Big Difference #4: finding your way through a town is (usually) easy!Most of the old French roads lead through towns, not around them.The best way through town? Just follow Toutes Directions. This is the main route and usually the fastest way if you're just passing through. If you come to an intersection with several destinations posted and don't see yours, then follow Autres Directions. You'll find this pattern throughout France.And of course, to stop and look around, head for Centre Ville. Getting around town


En route!
Driving in France


More Big Differences . . .


Big Difference #5 - the Autoroute: Don't cruise in the left lane!If you want to get somewhere in a hurry, you'll be taking the autoroute.

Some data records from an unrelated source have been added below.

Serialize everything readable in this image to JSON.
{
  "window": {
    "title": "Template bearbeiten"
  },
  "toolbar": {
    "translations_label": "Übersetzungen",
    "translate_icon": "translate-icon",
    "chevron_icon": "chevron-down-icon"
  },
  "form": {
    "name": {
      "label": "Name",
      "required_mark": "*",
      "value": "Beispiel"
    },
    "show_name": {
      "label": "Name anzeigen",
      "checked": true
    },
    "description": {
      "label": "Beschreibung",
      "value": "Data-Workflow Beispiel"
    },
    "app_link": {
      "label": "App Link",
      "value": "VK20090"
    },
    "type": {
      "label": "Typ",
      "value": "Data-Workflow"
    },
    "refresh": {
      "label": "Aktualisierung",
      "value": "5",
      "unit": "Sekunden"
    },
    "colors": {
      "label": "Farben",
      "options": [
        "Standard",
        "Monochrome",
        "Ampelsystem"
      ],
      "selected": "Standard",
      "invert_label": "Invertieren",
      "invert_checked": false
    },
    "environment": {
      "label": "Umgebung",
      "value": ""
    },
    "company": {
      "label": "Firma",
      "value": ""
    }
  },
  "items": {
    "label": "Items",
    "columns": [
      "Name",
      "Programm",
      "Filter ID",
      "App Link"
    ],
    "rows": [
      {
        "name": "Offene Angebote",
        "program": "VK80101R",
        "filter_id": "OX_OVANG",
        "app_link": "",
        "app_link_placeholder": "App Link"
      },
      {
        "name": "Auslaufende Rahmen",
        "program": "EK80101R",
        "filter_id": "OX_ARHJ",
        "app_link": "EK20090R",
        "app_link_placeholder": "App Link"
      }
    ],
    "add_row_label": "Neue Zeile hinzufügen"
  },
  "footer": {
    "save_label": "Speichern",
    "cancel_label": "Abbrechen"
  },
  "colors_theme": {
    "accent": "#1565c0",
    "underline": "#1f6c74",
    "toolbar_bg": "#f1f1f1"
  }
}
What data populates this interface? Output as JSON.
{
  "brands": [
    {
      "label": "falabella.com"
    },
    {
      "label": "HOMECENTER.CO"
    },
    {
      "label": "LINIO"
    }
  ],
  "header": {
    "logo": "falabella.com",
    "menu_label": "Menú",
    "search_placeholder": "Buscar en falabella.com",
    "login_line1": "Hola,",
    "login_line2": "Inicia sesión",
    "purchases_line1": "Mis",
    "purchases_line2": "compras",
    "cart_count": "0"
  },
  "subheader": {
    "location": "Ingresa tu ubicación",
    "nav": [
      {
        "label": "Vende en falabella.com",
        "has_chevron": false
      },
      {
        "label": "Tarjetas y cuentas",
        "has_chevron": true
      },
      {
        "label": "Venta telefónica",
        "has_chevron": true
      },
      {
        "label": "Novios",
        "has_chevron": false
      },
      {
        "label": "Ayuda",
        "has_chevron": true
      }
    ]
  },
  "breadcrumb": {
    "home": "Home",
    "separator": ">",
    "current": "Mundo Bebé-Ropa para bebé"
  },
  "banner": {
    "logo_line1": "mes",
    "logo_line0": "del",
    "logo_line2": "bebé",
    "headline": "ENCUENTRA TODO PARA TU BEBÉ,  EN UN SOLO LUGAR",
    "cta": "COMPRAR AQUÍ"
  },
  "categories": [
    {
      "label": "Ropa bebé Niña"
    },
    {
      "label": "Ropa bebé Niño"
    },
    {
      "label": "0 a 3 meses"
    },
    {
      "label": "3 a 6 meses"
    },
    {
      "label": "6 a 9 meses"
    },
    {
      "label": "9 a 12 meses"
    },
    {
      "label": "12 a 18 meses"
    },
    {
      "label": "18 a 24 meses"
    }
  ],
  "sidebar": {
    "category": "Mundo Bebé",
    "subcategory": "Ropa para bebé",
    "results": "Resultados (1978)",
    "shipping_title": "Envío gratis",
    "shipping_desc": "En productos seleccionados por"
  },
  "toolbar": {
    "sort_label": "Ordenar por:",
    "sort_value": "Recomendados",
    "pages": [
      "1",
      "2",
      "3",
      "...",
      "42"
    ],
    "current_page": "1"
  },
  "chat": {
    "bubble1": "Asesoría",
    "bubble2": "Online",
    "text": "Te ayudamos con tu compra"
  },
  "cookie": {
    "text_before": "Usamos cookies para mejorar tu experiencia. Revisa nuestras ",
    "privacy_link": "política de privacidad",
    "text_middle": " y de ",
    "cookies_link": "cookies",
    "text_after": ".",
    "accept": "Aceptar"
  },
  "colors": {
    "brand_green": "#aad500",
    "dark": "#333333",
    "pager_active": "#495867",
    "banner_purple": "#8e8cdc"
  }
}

The big, ultramodern, smooth as silk, beautifully maintained high speedtoll road.Big Difference #5 comes as a shock to many Americans: you can't dawdle in the left lane.The right and center lanes are for traffic and trucks, the left lane is for passing. Only. If you're not keeping up in the left lane, expect drivers to come right up on your bumper and flash their lights. Don't take it personally, that's just how it's done. Move over. You will observe drivers passing traffic at over 150 KPH*, then pulling back into the right or center lane to make way for somebody who's going even faster. And on the A8 for instance there probably will be.

*  Note: not condoned by us. In fact, getting caught speeding in France is very expensive.

The Autoroute
Big Difference #6: they really take care of the roads.I notice this every year - in most places, even small country roads are usually very smooth and well maintained. You don't often find yourself bashing through potholes to get from point A to point B. And this allows in turn a slightly zippier pace on French roads, city or country. It definitely adds to the fun. An old  bourne - still a few around


En route!
Driving in France


Other fun things to know


Entering town . . . leaving townI like they way the city limits signs are so intuitive . . . City limits
White posts - red postsMost of the curves on country roads are marked with these reflective white posts. If you come upon two with red stripes, that marks the entrance to a side road. Very helpful for finding your way, especially at night.Some curves are marked with arrows: one arrow, slight bend; 4 or 5 arrows, SLOW DOWN! Curves
At the crossroadsYou'll see these all the time: a crossroad is coming up, and you have the right of way (the wide stripe is in your direction). Crossroad


En route!
Driving in France


Signs you'll see a lot of . . .

. . . you'll need to know these:

Deux CheveauxAllons-y!
Speed limit End 70 kph No passing
Speed limit End speed zone No Passing No Parking
Rond point Priority End priority
Rond point
with exits
Right of way
in black
You have priority
(right of way)
over cross traffic
Priority ends
We hope you've enjoyed the mini-tour. If you have any items or observations you'd like to add, please send them along to Bonne route!
- Vero -